Do we call it a hip-hop album?
NR: "I guess so, but I don't mind what people call it. For me, it's just exciting music. What they do makes me want to go deeper with the beats and the production, and I hope that what we do makes them want to go deeper with the vocals.
"Working with them felt very direct. Does that make sense? We didn't need an incentive to get a track started because the incentive seemed to already be there."
You've never been afraid of experimenting with different musical styles and genres. Was it always Noisia's intention to look beyond the confines of what was regarded as drum 'n' bass?
NR: "It was never a conscious move. We didn't sit there thinking, 'OK, we haven't done a house track. We haven't done an electro track.' We didn't just make a track so we could tick a box. We would only make a track if a particular sound tickled our fancy.
"I'm not trying to compare us to the Prodigy or anything like that, but there are many different sides to their sound, and the scene has always seemed to accept that with no problem. Sure, there are some people in drum 'n' bass who don't like everything that we do, but in some ways, that's exactly why I love the drum 'n' bass scene.
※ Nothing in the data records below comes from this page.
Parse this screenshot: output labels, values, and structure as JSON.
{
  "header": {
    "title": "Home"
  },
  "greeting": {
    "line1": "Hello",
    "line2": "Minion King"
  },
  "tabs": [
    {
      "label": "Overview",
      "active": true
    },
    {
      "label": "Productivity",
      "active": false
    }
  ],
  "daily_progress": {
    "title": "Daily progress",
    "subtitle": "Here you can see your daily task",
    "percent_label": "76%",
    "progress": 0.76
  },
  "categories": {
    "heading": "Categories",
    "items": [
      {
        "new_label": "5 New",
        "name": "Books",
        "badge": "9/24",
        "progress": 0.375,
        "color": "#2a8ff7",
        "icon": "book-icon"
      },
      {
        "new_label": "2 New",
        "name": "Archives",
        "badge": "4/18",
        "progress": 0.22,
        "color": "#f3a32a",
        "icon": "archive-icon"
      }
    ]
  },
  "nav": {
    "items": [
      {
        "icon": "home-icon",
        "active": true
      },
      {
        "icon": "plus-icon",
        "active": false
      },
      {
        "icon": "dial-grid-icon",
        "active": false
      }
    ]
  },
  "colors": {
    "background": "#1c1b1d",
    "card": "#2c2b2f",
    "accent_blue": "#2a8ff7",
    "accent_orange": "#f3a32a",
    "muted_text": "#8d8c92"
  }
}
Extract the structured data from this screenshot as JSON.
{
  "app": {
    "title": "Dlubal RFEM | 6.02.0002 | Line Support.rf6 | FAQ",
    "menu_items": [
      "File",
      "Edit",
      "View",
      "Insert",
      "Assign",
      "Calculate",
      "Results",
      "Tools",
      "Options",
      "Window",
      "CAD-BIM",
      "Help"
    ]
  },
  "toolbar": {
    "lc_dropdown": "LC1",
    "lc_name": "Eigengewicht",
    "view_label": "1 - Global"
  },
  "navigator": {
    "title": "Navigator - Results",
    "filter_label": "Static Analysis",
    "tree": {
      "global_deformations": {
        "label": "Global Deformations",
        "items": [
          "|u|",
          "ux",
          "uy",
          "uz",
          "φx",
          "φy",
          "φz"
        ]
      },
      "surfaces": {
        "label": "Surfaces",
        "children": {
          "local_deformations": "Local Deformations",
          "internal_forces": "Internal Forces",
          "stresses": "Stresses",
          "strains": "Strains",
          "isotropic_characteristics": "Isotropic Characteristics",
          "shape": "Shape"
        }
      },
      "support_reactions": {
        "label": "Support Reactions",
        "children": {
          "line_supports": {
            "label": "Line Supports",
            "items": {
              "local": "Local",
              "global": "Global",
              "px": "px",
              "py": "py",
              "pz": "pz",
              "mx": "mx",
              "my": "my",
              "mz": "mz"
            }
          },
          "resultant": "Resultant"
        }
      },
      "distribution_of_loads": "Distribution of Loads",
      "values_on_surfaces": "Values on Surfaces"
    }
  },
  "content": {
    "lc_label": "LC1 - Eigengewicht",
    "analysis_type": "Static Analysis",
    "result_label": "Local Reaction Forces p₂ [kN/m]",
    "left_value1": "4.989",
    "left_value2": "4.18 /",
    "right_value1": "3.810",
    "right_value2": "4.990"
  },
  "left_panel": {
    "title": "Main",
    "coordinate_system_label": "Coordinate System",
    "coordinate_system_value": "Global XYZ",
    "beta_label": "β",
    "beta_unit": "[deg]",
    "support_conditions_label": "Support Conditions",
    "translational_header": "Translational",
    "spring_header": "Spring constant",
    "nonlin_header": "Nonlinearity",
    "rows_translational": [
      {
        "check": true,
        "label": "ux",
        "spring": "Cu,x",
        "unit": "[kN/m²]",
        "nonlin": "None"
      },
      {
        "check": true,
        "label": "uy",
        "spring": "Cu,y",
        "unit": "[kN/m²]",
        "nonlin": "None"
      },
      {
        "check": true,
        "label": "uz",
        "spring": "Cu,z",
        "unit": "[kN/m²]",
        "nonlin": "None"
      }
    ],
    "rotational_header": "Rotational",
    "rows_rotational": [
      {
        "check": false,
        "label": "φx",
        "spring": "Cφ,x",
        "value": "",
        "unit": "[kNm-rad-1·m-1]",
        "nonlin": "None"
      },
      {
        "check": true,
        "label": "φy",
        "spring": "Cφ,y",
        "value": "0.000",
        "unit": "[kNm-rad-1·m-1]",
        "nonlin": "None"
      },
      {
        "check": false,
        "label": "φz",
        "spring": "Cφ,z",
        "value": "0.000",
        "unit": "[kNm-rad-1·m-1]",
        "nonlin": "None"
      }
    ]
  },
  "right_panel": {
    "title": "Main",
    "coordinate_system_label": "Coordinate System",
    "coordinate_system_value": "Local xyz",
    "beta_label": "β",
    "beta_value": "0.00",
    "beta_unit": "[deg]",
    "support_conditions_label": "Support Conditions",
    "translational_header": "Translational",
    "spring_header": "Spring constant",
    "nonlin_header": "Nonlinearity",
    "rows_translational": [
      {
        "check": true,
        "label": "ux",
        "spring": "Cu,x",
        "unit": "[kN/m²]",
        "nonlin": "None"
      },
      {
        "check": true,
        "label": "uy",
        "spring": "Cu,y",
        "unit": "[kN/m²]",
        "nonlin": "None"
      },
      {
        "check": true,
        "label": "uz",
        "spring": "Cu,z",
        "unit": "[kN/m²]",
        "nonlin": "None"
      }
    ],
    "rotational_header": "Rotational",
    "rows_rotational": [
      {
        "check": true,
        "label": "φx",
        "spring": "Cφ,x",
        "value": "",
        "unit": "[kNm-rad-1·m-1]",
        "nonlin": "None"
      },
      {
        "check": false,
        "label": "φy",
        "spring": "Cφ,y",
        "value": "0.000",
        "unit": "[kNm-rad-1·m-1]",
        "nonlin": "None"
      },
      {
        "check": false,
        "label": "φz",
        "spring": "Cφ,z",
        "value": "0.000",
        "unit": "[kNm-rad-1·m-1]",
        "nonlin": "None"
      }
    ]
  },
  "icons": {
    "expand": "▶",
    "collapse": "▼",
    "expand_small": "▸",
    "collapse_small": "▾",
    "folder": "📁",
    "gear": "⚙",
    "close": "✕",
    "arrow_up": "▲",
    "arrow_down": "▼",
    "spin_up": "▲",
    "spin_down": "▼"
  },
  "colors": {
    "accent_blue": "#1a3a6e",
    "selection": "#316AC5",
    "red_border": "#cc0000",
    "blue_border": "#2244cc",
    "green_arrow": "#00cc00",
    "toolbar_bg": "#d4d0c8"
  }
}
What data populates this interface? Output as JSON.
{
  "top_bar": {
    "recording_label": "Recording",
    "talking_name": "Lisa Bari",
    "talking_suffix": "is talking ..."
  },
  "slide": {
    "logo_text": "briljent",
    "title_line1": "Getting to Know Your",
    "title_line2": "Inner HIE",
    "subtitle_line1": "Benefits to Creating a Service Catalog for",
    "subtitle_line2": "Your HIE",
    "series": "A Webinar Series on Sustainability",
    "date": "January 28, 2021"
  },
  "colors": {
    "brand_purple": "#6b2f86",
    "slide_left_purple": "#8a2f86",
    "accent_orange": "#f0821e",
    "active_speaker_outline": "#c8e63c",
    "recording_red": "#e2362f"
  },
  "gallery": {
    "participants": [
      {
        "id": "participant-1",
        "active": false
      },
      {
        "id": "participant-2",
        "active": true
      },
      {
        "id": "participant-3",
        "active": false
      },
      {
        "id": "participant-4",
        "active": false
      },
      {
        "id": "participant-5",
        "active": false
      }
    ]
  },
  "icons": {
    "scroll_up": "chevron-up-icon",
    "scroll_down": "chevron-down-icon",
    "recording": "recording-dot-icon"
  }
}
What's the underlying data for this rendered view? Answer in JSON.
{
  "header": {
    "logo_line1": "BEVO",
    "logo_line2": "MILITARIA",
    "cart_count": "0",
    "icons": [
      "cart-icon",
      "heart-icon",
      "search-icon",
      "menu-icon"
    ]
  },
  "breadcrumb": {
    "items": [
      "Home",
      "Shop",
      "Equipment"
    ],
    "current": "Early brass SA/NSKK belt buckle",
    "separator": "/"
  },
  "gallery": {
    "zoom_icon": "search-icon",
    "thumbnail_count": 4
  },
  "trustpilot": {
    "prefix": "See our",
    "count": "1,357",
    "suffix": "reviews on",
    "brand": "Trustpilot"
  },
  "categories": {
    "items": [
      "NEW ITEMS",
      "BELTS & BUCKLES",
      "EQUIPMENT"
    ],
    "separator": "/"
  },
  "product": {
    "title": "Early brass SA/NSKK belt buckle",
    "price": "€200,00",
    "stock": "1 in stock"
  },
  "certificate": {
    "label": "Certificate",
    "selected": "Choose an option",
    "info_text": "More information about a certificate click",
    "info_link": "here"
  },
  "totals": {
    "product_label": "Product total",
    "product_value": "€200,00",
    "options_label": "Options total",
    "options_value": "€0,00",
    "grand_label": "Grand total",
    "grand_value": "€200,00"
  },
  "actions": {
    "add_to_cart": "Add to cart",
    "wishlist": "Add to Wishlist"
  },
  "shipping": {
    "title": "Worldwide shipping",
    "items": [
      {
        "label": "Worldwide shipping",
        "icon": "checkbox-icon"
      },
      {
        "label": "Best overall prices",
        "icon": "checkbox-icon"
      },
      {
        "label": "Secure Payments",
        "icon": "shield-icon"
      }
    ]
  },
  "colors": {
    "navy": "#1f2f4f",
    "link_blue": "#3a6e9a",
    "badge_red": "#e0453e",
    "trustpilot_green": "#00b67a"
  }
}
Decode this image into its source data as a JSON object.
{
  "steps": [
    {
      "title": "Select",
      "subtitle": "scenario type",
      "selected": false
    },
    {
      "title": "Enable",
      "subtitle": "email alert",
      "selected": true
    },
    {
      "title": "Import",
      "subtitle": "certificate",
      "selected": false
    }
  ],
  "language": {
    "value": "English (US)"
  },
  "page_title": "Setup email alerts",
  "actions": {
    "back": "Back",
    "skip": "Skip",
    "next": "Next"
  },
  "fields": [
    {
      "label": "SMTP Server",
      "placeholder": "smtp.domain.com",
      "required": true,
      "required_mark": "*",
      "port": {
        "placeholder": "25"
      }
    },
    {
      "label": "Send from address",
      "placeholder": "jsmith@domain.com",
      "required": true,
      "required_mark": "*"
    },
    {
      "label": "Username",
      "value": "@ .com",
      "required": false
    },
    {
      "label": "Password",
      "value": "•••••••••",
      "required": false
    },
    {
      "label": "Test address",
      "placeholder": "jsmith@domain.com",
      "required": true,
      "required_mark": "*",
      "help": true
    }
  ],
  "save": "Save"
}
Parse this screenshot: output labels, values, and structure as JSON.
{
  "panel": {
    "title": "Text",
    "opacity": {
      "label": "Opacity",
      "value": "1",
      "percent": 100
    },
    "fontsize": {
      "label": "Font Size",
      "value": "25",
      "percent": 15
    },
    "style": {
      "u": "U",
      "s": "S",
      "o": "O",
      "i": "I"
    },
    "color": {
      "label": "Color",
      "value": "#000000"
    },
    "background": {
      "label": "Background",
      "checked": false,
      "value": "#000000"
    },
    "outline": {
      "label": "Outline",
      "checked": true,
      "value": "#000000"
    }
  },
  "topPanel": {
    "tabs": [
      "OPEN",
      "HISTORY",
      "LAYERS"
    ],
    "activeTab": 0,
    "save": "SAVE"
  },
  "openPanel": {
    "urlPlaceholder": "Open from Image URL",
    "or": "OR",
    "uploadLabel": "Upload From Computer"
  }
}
People say what they think."
The lines between genres have become increasingly blurred over the last three or four years. Is it actually possible to just be a drum 'n' bass producer or a house producer or a dubstep producer in 2013?
NR: "There has always been a blurring of those lines. That's how electronic music has developed. You have a movement and there's a counter-movement. You have the overground and you have the underground. The overground will try to move in one direction and the underground will try to take its own path. The underground will always be there - it won't go away. It will always be looking for the most interesting music.
"But what's different today is the pace of that change. Scenes can develop and disappear incredibly quickly. The problem comes if you're a DJ or a producer that's only associated with a very specific scene and that scene disappears overnight. If you're not careful, you'll disappear with it.
"No matter what type of music you're making, I think the most important thing you have to remember is - how can I put this? - never try to force yourself to make a certain style of song. Don't jump onto a style if it doesn't mean anything to you in your heart. If you're not really interested in the sound that you're making, people will hear that in your music.
"Only make the music that you really want to make and make that music to the best of your ability. It sounds like a cliché, but when it comes to something as important as music, there really is no other way to do it."
The self-titled debut album from I Am Legion is out now on Division Recordings/Par Excellence.